Seventy-year-old Richard Lawson has the heart of a 21-year-old.
A 45-year resident of Manhattan Beach, Lawson developed congestive heart failure and ventricular fibrillation in 2016 and his heart was quickly failing. He needed a heart transplant as soon as possible. Remarkably, on May 5, Cinco de Mayo, he got the call - and soon after he had a new heart beating in his body.
“My heart’s the best part of me now,” Lawson said.
Lawson knew that his new heart was a second chance at a healthy life, and he knew that he had to take good care of it.
“I decided I didn't want to die and I learned to be very proactive,” Lawson said. “After surgery, you don’t realize how devastated your body is. I had to take everything very slowly.”
He began an exercise regimen to keep his body and his heart healthy, and after two years of taking baby steps, he was ready for a more strenuous workout. Unfortunately, the Cardiac Rehabilitation program he was involved in at Providence Little Company of Mary Medical Center in Torrance stopped offering stage three training, and Lawson, as well as many other transplant patients, would have to find a new place to work out. That’s when they discovered the Beach Cities Health District’s Center for Health and Fitness (CHF).
“We needed a clean place to work out,” said Lawson, who must be especially careful about germs because the anti-rejection drugs he is on for his new heart makes his body especially susceptible to illness.
Eighty-two-year-old David Baker from North Redondo was part of the group who started working out at CHF.
“It’s been a very good experience,” Baker said. “About eight or 10 of us all tend to go on the same days and same times and we’ve continued to get together once a month for a luncheon.”
For Baker, staying motivated was easy once he found a group of people to exercise with.
“I just want to keep my heart functioning well, and that’s what I continue to do at the Beach Cities Health District,” said Baker. “Plus, I want to tone up a little bit too.”
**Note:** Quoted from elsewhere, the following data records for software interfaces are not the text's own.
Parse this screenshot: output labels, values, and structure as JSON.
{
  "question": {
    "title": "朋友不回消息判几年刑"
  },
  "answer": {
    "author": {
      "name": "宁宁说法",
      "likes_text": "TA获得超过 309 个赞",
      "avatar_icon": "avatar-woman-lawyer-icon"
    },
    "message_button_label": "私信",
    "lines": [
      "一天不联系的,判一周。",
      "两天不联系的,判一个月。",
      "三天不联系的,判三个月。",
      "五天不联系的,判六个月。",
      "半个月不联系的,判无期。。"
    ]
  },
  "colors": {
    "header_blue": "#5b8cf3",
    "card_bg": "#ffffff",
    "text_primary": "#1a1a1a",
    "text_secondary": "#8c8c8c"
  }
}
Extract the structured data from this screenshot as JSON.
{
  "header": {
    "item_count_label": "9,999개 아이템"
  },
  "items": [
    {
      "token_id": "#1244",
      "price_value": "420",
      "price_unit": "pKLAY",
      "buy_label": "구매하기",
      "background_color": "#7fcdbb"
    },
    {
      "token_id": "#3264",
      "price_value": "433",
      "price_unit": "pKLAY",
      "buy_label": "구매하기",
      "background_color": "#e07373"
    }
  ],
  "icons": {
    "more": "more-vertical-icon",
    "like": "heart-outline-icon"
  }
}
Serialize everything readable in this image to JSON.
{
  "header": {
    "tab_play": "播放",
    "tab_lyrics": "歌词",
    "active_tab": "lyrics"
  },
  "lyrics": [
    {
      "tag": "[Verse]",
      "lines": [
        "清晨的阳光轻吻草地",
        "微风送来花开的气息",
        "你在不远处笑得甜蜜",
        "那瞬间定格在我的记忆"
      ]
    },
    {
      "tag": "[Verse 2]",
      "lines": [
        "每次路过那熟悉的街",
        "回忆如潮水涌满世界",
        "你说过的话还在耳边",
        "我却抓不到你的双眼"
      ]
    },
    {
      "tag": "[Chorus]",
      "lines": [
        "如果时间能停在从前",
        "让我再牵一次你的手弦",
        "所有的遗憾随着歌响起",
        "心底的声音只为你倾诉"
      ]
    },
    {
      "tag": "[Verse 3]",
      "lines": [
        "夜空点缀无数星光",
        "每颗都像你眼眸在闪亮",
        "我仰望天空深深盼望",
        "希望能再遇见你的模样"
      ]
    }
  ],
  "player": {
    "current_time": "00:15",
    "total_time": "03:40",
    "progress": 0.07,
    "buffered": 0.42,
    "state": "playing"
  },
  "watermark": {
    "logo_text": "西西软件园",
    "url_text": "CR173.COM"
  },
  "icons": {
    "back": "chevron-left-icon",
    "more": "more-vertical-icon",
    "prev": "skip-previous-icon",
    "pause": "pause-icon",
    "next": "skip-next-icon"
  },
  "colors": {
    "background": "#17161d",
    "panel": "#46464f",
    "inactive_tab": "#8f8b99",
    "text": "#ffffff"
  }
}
Lawson continues to go to CHF to work out about three times a week.
“When I first started working out I couldn’t lift much of anything,” said Lawson. “My heart isn’t attached by my nerves and it doesn’t know I’m working out, so I have to be careful.”
In the beginning, he was glad when he could walk fifty feet to his home.
“I had to start in small increments,” Lawson said.
The CHF’s heart rate and blood pressure monitors help him work out safely, and now he’s lifting weights and walking on the treadmill.
“If I do too much I have to let my heart catch up. I really can’t feel my heart at all,” said Lawson. “I’m finding out that I can’t go fast, even though I have a 21-year-old heart.”
But for Lawson and Baker, it was more than just about staying physically fit, it was also about the community of people they had met through their shared experiences.
“It’s really unbelievable to think that this is something I could be involved in,” said Lawson. “I really enjoy the people I worked out with and we all wanted to stay together. I was worried the comradery wouldn’t be as good, but it’s just great here.”